- Provide children with the opportunities to collect, analyse and communicate with a range of data gathered through experiences of fieldwork that deepen their understanding of geographical processes.
- Teach children to interpret a range of sources of geographical information, including maps, diagrams, globes, aerial photographs and geographical Information Systems (GIS).
- Teach pupils to communicate geographical information in a variety of ways, including through maps, numerical and quantitative skills and writing at length.
- Map progression of skills across the school to clarify prior knowledge within specific subject areas and ensure planning provides opportunities for children to remember, revisit and develop key concepts and skills.
- Provide enrichment opportunities to embed learning. E.g. visits to nature garden and local conservation parks, visits to local area to consider environmental issues, visits to local heritage site to look into land use over time, Y5 visit to local Affinity Water to learn about the water purification system and global water uses and Y6 residential trip to the Isle of Wight to contrast two localities and develop an understanding of coastal erosion.
The learning that happens in class appears in children’s books as evidence of a broad and balanced geography curriculum and demonstrates each child’s acquisition of key vocabulary and knowledge relating to locational knowledge, place knowledge and human and physical geography. The children are then able to use the knowledge and skills they have learnt and apply it to the wider world when participating in fieldwork. This helps children to progress throughout the school, developing a deep knowledge, understanding an appreciation of their local area and its place within the wider geographical context of London, the UK and the world.
The impact of our Geography curriculum is measured by:

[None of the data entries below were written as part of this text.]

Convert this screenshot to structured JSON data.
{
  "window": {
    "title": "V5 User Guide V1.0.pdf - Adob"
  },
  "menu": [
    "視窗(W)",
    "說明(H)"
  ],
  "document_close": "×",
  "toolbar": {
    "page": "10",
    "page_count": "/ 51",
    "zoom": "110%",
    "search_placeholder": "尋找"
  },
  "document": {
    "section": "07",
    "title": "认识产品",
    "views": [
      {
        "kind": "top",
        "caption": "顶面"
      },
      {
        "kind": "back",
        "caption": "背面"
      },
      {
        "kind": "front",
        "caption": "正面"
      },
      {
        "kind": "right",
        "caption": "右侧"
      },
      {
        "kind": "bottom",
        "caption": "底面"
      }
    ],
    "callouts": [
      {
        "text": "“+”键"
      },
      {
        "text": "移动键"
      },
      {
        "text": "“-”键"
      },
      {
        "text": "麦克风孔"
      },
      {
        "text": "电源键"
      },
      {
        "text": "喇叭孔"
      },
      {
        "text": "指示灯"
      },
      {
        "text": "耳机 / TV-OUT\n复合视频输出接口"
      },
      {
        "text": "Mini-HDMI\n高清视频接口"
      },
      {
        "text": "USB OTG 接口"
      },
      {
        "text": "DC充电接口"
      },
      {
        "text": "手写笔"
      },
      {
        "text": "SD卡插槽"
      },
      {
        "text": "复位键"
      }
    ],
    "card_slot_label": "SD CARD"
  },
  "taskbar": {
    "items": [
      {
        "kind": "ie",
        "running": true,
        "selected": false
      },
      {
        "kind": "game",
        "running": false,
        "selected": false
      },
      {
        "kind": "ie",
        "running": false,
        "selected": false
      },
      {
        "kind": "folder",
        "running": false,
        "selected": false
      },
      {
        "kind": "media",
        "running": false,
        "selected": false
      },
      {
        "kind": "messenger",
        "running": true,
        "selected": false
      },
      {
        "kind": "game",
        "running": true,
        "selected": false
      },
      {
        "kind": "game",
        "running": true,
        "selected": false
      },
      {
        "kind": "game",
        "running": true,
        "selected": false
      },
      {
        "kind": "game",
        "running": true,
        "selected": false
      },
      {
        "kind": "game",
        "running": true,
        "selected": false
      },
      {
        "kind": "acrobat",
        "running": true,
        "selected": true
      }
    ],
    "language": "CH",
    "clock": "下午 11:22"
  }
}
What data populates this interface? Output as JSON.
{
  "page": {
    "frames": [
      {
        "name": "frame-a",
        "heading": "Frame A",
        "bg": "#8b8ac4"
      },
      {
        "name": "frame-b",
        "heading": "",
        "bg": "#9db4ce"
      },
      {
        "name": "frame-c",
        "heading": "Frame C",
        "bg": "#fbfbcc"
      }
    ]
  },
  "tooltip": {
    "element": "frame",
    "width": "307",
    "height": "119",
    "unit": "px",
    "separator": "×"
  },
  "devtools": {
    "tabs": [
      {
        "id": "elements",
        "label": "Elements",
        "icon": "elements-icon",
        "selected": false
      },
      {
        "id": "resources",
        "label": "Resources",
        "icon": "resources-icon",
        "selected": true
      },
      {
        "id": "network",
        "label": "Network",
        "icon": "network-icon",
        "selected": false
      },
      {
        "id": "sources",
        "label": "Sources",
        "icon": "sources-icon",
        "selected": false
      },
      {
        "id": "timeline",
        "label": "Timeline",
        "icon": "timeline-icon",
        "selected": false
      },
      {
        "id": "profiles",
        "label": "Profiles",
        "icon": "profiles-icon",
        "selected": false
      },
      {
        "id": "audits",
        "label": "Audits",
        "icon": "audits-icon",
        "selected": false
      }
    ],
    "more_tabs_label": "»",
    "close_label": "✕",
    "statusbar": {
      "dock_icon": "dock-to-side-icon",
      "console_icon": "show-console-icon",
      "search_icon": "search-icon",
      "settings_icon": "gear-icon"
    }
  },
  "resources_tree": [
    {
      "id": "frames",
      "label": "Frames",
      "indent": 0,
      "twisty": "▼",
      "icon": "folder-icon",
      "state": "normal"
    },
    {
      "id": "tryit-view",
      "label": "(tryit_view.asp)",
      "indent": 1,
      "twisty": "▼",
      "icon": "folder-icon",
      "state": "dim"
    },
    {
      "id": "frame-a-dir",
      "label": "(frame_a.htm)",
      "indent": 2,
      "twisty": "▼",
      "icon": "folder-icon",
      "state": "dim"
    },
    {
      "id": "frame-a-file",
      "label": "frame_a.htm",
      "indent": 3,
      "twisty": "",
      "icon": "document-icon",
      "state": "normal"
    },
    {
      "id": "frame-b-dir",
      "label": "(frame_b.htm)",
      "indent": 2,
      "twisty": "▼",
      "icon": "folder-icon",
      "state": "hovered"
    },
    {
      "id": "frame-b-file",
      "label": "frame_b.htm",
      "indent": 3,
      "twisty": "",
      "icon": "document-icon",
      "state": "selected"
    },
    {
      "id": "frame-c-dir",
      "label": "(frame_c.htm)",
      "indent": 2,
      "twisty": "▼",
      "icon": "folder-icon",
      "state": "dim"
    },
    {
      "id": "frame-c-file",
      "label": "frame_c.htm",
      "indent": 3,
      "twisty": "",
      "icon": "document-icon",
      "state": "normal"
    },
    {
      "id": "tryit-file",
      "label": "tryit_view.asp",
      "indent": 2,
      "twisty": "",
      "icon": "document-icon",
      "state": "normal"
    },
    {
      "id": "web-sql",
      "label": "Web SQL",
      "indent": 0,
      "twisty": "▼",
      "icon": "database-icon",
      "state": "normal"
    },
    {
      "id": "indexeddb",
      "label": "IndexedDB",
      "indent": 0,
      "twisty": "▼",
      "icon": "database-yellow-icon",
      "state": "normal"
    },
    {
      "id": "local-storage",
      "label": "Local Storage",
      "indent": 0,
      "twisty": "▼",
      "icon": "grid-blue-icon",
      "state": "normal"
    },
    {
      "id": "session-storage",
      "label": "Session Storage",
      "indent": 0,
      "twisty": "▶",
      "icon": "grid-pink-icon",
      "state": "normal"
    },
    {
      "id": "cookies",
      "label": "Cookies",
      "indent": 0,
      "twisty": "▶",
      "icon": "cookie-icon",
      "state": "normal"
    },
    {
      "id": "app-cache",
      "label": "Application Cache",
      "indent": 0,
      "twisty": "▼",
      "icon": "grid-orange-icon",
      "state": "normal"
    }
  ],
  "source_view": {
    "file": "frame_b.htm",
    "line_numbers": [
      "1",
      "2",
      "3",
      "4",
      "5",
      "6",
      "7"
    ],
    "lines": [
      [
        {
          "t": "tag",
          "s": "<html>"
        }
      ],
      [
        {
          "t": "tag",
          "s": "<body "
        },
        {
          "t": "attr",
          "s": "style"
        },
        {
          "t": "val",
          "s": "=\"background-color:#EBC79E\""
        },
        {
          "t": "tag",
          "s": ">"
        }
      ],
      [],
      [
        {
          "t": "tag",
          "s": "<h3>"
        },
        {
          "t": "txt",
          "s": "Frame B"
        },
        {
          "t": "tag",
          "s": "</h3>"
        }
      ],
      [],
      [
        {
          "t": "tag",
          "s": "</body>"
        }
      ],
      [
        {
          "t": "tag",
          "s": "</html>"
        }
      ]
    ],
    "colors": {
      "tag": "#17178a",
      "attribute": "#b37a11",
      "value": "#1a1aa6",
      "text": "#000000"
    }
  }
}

- Skills demonstrated and clear objectives met in outcomes in books, evidencing children’s learning within the geography curriculum.
- The children’s ability to communicate their geographical knowledge and vocabulary.
- Children who are able to apply the skills they have learnt in the classroom to complete investigations and fieldwork.
- Children who are willing and able to discuss their place within the modern world and how their actions can have global effects.
- Passionate and committed children who have a love for geography and a real sense of curiosity about the world and the people who live in it.
As a school, we believe that part of fostering a love for learning is creating experiences and opportunities to apply knowledge beyond Geography lessons. Around the school building, we have displays exploring different time zones, Spanish vocabulary and ‘flag of the week’, linking us to our global neighbours. Part of appreciating our place in the world involves holding school-wide events for days of significance in other countries and cultures - celebrating the diversity we have here at Garden Suburb. Every class selects a ‘Language of the Week’ to be used each day, allowing children to share a little bit of their wider culture with their friends. Some children are even lucky enough to have pen pals in a school in Spain, who we love to learn from and share experiences with. We also like to consider the things that we can do, as a school, to make a positive impact on our world. We have a clothing recycling bank in the school playground and each year celebrate World Fairtrade Day to encourage conscientiousness around consumption. The school also has a Climate Committee who successfully implemented an ‘Anti-idling’ campaign to improve the air quality in our local area.
Class teachers use their experience of formative assessment techniques coupled with their knowledge of the children to evaluate each child’s understanding in relation to the lesson objective. Through this process, any gaps in learning are identified and action is taken when planning subsequent lessons to revisit the missed objective. Opportunities for the children to self-assess their work against clear success criteria are provided which encourages pupils to take an active role in their learning and identify any objective they are yet to achieve.